START Data for the task

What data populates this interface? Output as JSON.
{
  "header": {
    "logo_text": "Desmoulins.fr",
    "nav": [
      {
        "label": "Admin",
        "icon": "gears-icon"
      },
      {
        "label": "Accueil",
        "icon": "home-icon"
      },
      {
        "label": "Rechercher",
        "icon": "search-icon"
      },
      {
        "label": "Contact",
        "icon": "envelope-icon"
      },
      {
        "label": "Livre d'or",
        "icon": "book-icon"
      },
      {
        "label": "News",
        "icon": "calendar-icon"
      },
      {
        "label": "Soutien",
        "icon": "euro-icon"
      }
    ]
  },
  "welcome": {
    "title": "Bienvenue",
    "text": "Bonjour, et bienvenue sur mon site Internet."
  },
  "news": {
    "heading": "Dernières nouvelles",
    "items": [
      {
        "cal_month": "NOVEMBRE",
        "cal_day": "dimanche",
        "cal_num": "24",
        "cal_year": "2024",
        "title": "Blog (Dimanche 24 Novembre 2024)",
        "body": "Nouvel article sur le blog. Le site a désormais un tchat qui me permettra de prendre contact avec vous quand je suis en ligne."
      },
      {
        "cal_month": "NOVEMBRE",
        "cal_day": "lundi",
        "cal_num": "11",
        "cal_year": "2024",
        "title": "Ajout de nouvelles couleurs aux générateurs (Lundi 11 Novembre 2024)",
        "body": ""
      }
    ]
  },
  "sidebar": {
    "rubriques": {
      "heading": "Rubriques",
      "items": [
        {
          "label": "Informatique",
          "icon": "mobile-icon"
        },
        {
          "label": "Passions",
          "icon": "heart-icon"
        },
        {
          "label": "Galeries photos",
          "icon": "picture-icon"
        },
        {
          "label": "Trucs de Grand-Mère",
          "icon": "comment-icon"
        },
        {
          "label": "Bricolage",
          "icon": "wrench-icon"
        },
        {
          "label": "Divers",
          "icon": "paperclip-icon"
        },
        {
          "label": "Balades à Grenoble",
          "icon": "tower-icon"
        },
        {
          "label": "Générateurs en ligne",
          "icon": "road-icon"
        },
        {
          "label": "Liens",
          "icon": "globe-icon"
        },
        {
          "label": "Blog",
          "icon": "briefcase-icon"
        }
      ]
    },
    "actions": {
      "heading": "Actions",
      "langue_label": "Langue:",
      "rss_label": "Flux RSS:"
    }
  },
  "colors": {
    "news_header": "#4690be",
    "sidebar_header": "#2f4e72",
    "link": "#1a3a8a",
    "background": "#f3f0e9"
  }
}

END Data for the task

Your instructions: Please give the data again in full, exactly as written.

Response to this exercise:
What data populates this interface? Output as JSON.
{
  "header": {
    "logo_text": "Desmoulins.fr",
    "nav": [
      {
        "label": "Admin",
        "icon": "gears-icon"
      },
      {
        "label": "Accueil",
        "icon": "home-icon"
      },
      {
        "label": "Rechercher",
        "icon": "search-icon"
      },
      {
        "label": "Contact",
        "icon": "envelope-icon"
      },
      {
        "label": "Livre d'or",
        "icon": "book-icon"
      },
      {
        "label": "News",
        "icon": "calendar-icon"
      },
      {
        "label": "Soutien",
        "icon": "euro-icon"
      }
    ]
  },
  "welcome": {
    "title": "Bienvenue",
    "text": "Bonjour, et bienvenue sur mon site Internet."
  },
  "news": {
    "heading": "Dernières nouvelles",
    "items": [
      {
        "cal_month": "NOVEMBRE",
        "cal_day": "dimanche",
        "cal_num": "24",
        "cal_year": "2024",
        "title": "Blog (Dimanche 24 Novembre 2024)",
        "body": "Nouvel article sur le blog. Le site a désormais un tchat qui me permettra de prendre contact avec vous quand je suis en ligne."
      },
      {
        "cal_month": "NOVEMBRE",
        "cal_day": "lundi",
        "cal_num": "11",
        "cal_year": "2024",
        "title": "Ajout de nouvelles couleurs aux générateurs (Lundi 11 Novembre 2024)",
        "body": ""
      }
    ]
  },
  "sidebar": {
    "rubriques": {
      "heading": "Rubriques",
      "items": [
        {
          "label": "Informatique",
          "icon": "mobile-icon"
        },
        {
          "label": "Passions",
          "icon": "heart-icon"
        },
        {
          "label": "Galeries photos",
          "icon": "picture-icon"
        },
        {
          "label": "Trucs de Grand-Mère",
          "icon": "comment-icon"
        },
        {
          "label": "Bricolage",
          "icon": "wrench-icon"
        },
        {
          "label": "Divers",
          "icon": "paperclip-icon"
        },
        {
          "label": "Balades à Grenoble",
          "icon": "tower-icon"
        },
        {
          "label": "Générateurs en ligne",
          "icon": "road-icon"
        },
        {
          "label": "Liens",
          "icon": "globe-icon"
        },
        {
          "label": "Blog",
          "icon": "briefcase-icon"
        }
      ]
    },
    "actions": {
      "heading": "Actions",
      "langue_label": "Langue:",
      "rss_label": "Flux RSS:"
    }
  },
  "colors": {
    "news_header": "#4690be",
    "sidebar_header": "#2f4e72",
    "link": "#1a3a8a",
    "background": "#f3f0e9"
  }
}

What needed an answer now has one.